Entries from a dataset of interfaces
^^^^

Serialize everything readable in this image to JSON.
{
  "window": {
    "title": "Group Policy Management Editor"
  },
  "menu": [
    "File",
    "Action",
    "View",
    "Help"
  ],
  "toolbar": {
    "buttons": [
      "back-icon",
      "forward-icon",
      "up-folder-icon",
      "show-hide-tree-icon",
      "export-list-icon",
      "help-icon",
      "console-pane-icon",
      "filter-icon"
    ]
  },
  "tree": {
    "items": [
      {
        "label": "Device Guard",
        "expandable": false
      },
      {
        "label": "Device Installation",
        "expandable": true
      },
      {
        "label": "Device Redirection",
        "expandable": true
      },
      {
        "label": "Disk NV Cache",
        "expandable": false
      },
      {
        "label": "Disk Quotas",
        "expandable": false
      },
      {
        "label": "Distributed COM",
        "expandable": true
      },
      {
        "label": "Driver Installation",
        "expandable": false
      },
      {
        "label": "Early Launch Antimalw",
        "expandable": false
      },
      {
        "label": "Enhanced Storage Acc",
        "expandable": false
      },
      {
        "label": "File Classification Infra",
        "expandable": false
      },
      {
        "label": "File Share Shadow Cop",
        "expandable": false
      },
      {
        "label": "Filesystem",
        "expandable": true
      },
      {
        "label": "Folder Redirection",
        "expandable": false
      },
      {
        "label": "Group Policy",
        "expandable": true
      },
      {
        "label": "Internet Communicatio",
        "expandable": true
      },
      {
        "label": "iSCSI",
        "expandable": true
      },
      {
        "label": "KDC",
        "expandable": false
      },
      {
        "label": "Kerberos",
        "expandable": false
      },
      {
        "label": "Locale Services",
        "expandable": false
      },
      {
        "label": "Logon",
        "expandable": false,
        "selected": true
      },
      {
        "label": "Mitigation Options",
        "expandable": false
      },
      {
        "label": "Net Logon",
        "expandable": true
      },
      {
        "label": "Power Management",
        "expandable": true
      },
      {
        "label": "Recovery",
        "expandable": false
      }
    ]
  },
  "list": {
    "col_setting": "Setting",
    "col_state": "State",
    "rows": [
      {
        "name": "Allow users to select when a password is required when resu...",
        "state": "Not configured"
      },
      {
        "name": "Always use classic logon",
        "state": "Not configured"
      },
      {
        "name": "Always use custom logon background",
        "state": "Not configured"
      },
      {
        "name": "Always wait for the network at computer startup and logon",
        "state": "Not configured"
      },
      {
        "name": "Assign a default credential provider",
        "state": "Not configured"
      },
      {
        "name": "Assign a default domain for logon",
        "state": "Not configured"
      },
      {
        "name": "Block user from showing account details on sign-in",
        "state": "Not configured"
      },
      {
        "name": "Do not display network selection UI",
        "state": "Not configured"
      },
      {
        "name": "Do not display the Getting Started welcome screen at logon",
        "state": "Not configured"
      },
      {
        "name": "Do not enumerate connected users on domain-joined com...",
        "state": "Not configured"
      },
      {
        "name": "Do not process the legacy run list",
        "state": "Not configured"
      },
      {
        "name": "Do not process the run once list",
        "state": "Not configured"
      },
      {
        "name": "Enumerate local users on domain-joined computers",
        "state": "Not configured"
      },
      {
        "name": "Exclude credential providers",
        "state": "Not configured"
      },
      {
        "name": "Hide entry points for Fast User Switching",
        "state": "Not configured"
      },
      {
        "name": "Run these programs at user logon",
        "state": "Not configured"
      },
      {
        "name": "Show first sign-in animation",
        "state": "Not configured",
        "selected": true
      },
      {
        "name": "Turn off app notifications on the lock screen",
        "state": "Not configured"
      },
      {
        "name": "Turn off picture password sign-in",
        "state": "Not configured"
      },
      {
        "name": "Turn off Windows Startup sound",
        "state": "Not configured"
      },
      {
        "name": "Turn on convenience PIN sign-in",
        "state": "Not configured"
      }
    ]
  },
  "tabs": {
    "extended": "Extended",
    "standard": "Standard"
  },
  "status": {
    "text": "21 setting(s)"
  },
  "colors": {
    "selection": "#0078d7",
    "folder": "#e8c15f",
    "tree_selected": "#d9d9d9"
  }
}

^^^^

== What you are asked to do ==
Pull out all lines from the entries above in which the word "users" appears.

== Result ==
        "name": "Allow users to select when a password is required when resu...",
        "name": "Do not enumerate connected users on domain-joined com...",
        "name": "Enumerate local users on domain-joined computers",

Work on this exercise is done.